● Work instruction: If a line in the entries contains the string "Pesquisar", include that line in your answer.
#### Task input
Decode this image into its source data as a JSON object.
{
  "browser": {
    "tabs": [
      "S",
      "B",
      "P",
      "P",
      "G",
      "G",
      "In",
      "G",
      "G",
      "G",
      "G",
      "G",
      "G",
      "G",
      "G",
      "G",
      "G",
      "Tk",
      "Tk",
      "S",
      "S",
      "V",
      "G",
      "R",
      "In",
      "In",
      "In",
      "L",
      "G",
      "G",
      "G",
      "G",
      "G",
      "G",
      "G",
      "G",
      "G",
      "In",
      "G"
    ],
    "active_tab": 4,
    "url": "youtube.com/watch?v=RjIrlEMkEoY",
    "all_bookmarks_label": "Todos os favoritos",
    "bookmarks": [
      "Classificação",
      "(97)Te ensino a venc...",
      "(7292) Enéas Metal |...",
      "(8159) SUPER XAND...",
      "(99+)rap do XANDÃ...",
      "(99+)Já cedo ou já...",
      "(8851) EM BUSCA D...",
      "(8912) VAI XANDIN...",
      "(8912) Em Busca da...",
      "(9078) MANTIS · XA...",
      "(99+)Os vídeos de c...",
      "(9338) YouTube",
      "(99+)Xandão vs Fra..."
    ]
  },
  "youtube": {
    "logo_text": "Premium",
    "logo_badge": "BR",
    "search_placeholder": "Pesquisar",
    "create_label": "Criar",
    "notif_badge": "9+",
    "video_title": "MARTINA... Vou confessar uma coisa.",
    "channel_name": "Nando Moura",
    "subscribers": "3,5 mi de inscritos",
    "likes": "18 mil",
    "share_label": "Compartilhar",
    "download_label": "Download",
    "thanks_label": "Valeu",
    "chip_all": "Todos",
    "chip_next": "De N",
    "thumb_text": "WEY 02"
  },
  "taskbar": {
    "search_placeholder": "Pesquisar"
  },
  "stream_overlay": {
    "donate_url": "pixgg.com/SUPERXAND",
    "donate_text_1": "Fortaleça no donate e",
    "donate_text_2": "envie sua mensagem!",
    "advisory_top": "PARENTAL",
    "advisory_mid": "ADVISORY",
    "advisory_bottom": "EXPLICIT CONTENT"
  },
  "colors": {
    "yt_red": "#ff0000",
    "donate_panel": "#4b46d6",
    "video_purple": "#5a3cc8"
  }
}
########
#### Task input
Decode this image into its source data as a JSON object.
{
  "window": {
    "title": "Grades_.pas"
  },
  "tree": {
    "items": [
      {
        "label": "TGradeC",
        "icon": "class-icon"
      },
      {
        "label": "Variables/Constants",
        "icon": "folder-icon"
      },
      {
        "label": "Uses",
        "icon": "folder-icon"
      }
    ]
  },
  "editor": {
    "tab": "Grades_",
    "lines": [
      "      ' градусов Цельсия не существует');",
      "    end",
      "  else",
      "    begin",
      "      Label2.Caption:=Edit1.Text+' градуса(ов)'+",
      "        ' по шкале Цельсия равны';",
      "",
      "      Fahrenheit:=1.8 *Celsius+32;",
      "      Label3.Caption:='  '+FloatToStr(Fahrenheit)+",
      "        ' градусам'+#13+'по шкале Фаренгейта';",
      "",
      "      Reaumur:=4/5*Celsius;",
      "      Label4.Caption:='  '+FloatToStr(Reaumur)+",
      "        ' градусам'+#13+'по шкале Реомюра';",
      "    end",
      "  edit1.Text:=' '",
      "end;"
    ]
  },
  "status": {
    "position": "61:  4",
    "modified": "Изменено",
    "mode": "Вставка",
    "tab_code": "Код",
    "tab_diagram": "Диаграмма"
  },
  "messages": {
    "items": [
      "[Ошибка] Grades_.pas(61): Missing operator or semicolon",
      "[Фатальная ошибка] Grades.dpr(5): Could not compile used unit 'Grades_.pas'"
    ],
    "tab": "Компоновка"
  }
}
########
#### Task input
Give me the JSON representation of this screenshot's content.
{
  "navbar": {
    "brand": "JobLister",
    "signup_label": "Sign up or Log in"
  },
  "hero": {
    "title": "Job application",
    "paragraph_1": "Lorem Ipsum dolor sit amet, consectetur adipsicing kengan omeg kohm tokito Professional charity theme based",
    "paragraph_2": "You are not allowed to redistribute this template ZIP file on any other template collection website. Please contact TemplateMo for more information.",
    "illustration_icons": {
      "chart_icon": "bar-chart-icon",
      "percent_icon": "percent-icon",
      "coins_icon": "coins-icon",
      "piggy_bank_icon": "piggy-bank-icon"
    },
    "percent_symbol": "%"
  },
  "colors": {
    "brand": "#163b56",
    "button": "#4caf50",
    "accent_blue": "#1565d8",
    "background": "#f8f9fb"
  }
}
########
● Task answer:
    "search_placeholder": "Pesquisar",
    "search_placeholder": "Pesquisar"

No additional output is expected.